Apple filed its motion to vacate on Thursday. The Cupertino, Calif., iPhone maker is arguing that the government is employing too broad an interpretation of the All Writs Act, which can compel companies to turn over consumer information to law enforcement, and asking it to write code that violates its own corporate views on privacy and security.
The Electronic Frontier Foundation is among those planning to file an amicus brief, which refers to an unsolicited "friend of the court" opinion.
"The U.S. government wants us to trust that it won't misuse this power," reads a statement on the EFF's website. "But we can all imagine the myriad ways this new authority could be abused. Even if you trust the U.S. government, once this master key is created, governments around the world will surely demand that Apple undermine the security of their citizens as well."
Also planning to file are the American Civil Liberties Union, whose staff attorney Alex Abdo said in a statement that "the government's request also risks setting a dangerous precedent. If the FBI can force Apple to hack into its customers' devices, then so too can every repressive regime in the rest of the world."
Amnesty International is taking similar action, echoing pro-Apple sentiments from the likes of NSA-data whistleblower Edward Snowden, Facebook founder Mark Zuckerberg and Google CEO Sundar Pichai.

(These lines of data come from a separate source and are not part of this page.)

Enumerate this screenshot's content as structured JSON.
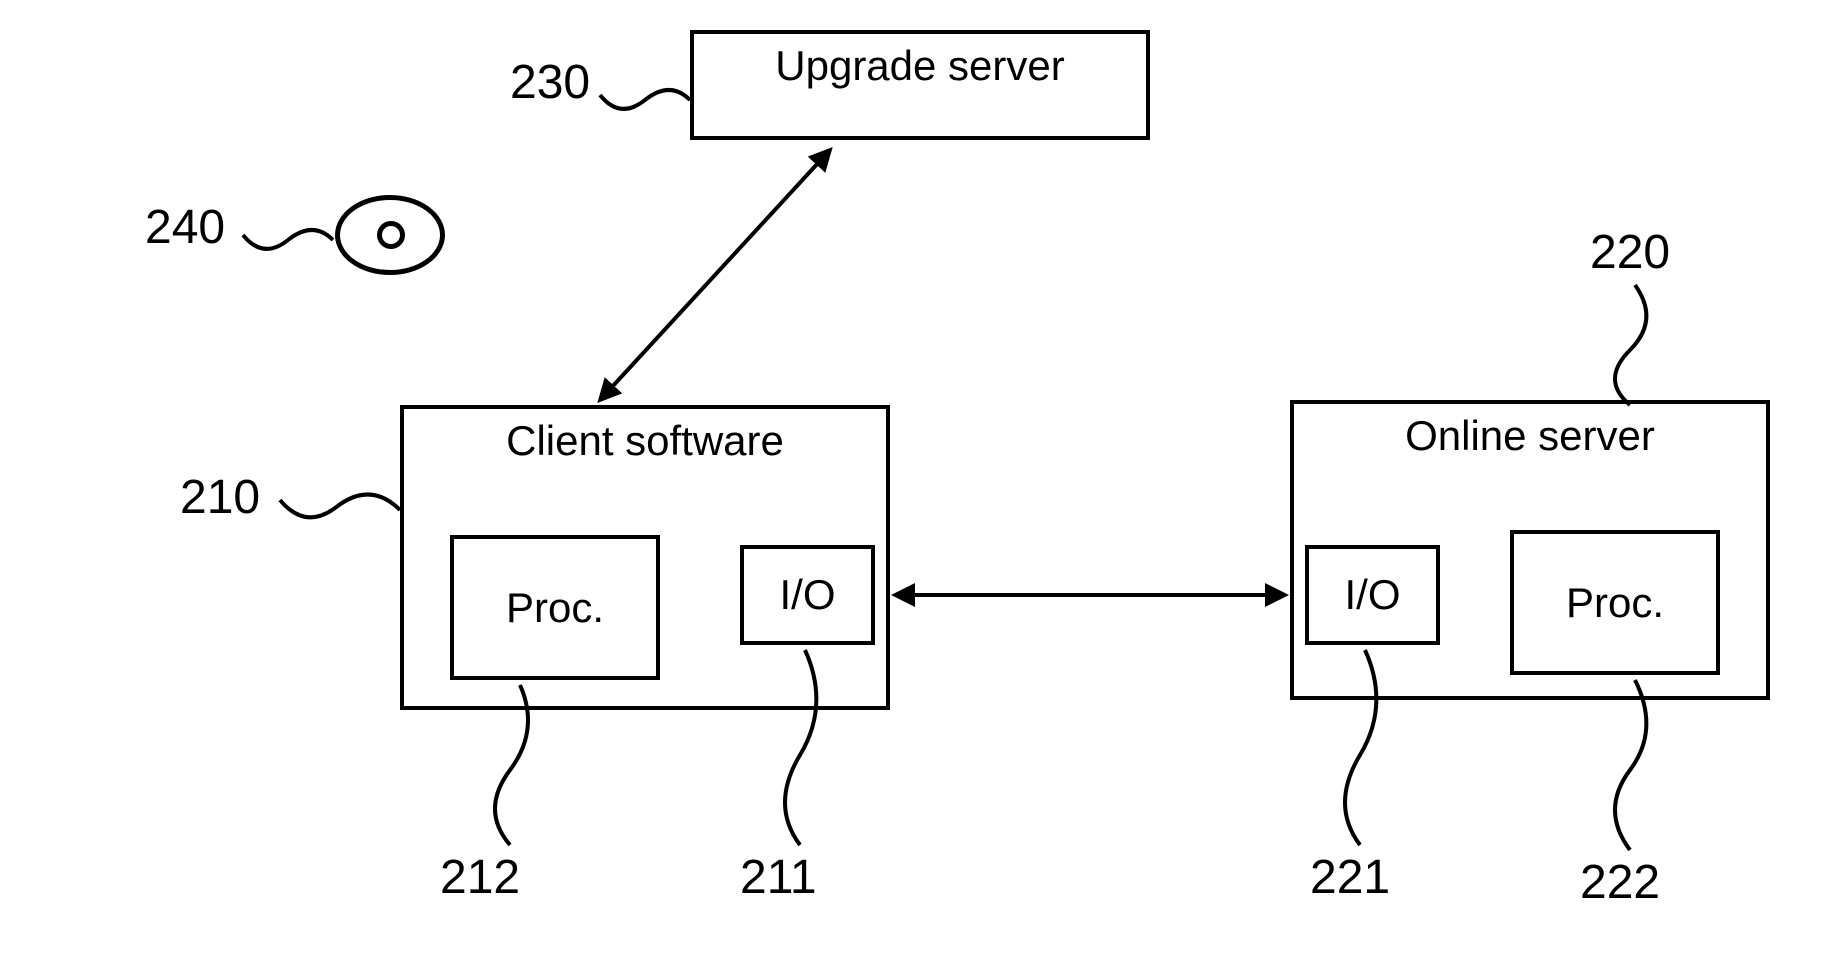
{
  "boxes": {
    "upgrade_server": {
      "title": "Upgrade server",
      "ref": "230"
    },
    "client_software": {
      "title": "Client software",
      "ref": "210",
      "proc": {
        "label": "Proc.",
        "ref": "212"
      },
      "io": {
        "label": "I/O",
        "ref": "211"
      }
    },
    "online_server": {
      "title": "Online server",
      "ref": "220",
      "io": {
        "label": "I/O",
        "ref": "221"
      },
      "proc": {
        "label": "Proc.",
        "ref": "222"
      }
    }
  },
  "disc": {
    "ref": "240"
  }
}
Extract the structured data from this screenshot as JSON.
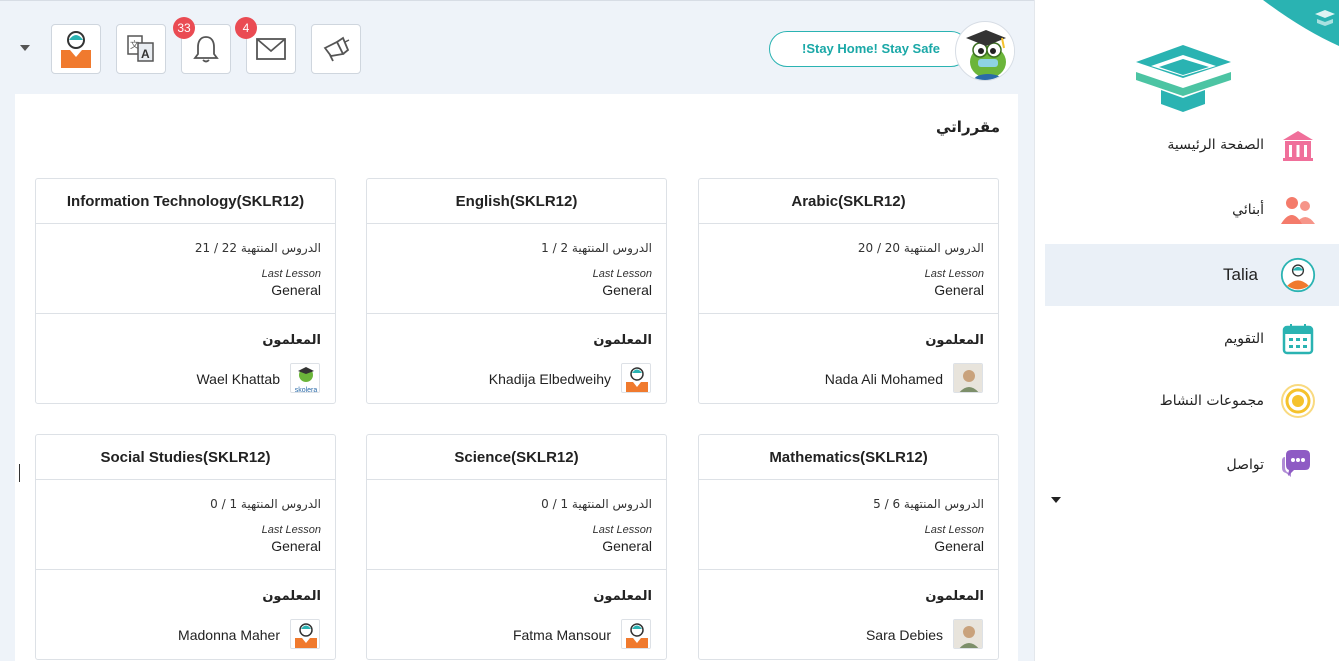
{
  "topbar": {
    "notifications_count": "33",
    "messages_count": "4",
    "stay_home_text": "!Stay Home! Stay Safe"
  },
  "main": {
    "title": "مقرراتي",
    "courses": [
      {
        "title": "Arabic(SKLR12)",
        "progress": "الدروس المنتهية 20 / 20",
        "last_label": "Last Lesson",
        "last_value": "General",
        "teacher_label": "المعلمون",
        "teacher": "Nada Ali Mohamed",
        "teacher_avatar": "photo"
      },
      {
        "title": "English(SKLR12)",
        "progress": "الدروس المنتهية 2 / 1",
        "last_label": "Last Lesson",
        "last_value": "General",
        "teacher_label": "المعلمون",
        "teacher": "Khadija Elbedweihy",
        "teacher_avatar": "avatar"
      },
      {
        "title": "Information Technology(SKLR12)",
        "progress": "الدروس المنتهية 22 / 21",
        "last_label": "Last Lesson",
        "last_value": "General",
        "teacher_label": "المعلمون",
        "teacher": "Wael Khattab",
        "teacher_avatar": "skolera"
      },
      {
        "title": "Mathematics(SKLR12)",
        "progress": "الدروس المنتهية 6 / 5",
        "last_label": "Last Lesson",
        "last_value": "General",
        "teacher_label": "المعلمون",
        "teacher": "Sara Debies",
        "teacher_avatar": "photo"
      },
      {
        "title": "Science(SKLR12)",
        "progress": "الدروس المنتهية 1 / 0",
        "last_label": "Last Lesson",
        "last_value": "General",
        "teacher_label": "المعلمون",
        "teacher": "Fatma Mansour",
        "teacher_avatar": "avatar"
      },
      {
        "title": "Social Studies(SKLR12)",
        "progress": "الدروس المنتهية 1 / 0",
        "last_label": "Last Lesson",
        "last_value": "General",
        "teacher_label": "المعلمون",
        "teacher": "Madonna Maher",
        "teacher_avatar": "avatar"
      }
    ],
    "skolera_logo_text": "skolera"
  },
  "sidebar": {
    "items": [
      {
        "label": "الصفحة الرئيسية",
        "icon": "school-building-icon",
        "color": "#f06f9a"
      },
      {
        "label": "أبنائي",
        "icon": "children-icon",
        "color": "#f47b6b"
      },
      {
        "label": "Talia",
        "icon": "student-avatar-icon",
        "color": "#2ab3b2"
      },
      {
        "label": "التقويم",
        "icon": "calendar-icon",
        "color": "#2ab3b2"
      },
      {
        "label": "مجموعات النشاط",
        "icon": "activity-target-icon",
        "color": "#f5c22c"
      },
      {
        "label": "تواصل",
        "icon": "chat-bubbles-icon",
        "color": "#8e5bc4"
      }
    ]
  },
  "colors": {
    "brand_teal": "#2ab3b2",
    "badge_red": "#ea4b53",
    "active_bg": "#eaf0f7"
  }
}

Meanwhile, the public at large appears evenly divided on the matter according to a number of polls. Some support the government's efforts to track terrorists by any means necessary, while others wonder about the slippery slope created by federal officials having unfettered access to personal information.
Smith's testimony made effective use of a prop from a century ago: an adding machine. In noting that the All Writs Act, which has allowed the government to get assistance from private companies in pursuit of criminal activities, was written in 1911, Smith said that the leading technological device in that time "is right here in front of me."
He added, "Put simply, we do not believe that courts should seek to resolve issues of 21st-century technology with law that was written in the era of the adding machine. We need 21st-century laws that address 21st-century technology issues. And we need these laws to be written by Congress. We, therefore, agree wholeheartedly with Apple that the right place to bring this discussion is here, to the House of Representatives and the Senate so the people who are elected by the people can make these decisions."